• Essence of cute

  • Discussion of General Electric locomotive technology. Current official information can be found here: www.getransportation.com.
Discussion of General Electric locomotive technology. Current official information can be found here: www.getransportation.com.

Moderators: AMTK84, MEC407

  by Allen Hazen
 
I suspect that the basis of our notion of cuteness is things that evoke our instinctive protective response to infants. Cute things have infantile proportions: think of the disproportionately large eyes and paws of a puppy. Man-made artifacts are seen as cute if they have analogous proportions. Witness: the cutest domestic U-boat is the U18B: perceptibly smaller (shorter) than other GE road locomotive (perceptibly, that is, to those who have some familiarity with what a GE diesel locomotive looks like), but with standardized cab, etc, that seem oversize.

In support of this hypothesis about cuteness, I submit this
http://www.rr-fallenflags.org/sar/spoo91-010aac.jpg" onclick="window.open(this.href);return false;
image from George Elwood's Fallen Flags rail image site. (It's a U6B, apparently.)
  by MEC407
 
"Awwww! I want one! Can I have one, Mom? Pleeeeease? I promise to feed it and walk it!"
  by NorthWest
 
I think it is actually a UM6B, built for South Africa's 2' gauge lines. These are interesting in that they have a short hood, many GEs of this size do not.
  by Allen Hazen
 
Northwest--
Suspect you are right. Identified as U6B on the Fallen Flags site index. (There are a bunch of photos of units of this class, some of them showing the track they are on: perspective makes it hard to judge, but in at least some of the photos it looked as if they were on track narrower than South African railways' "standard" gauge of 3 foot 6 inches.)

The trucks look like those I have seen in pictures of the 2 foot gauge units: the traction motors are evidently too large to fit entirely inside the truck frames, so you can see their ends sticking out at the sides.
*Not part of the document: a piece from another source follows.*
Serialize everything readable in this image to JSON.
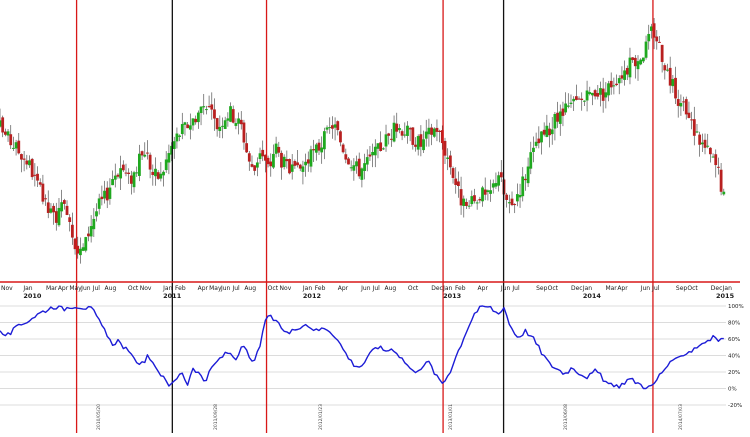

So, maybe if MEC407's mom relents and lets him have one, he can take it for walks at one of the Maine narrow gauge museums with 2 foot gauge track. (Grin! … I sometimes fantasize about alternative history scenarios that would have allowed one or more of the Maine 2 foot gauge railroads to survive long enough to buy some of these.)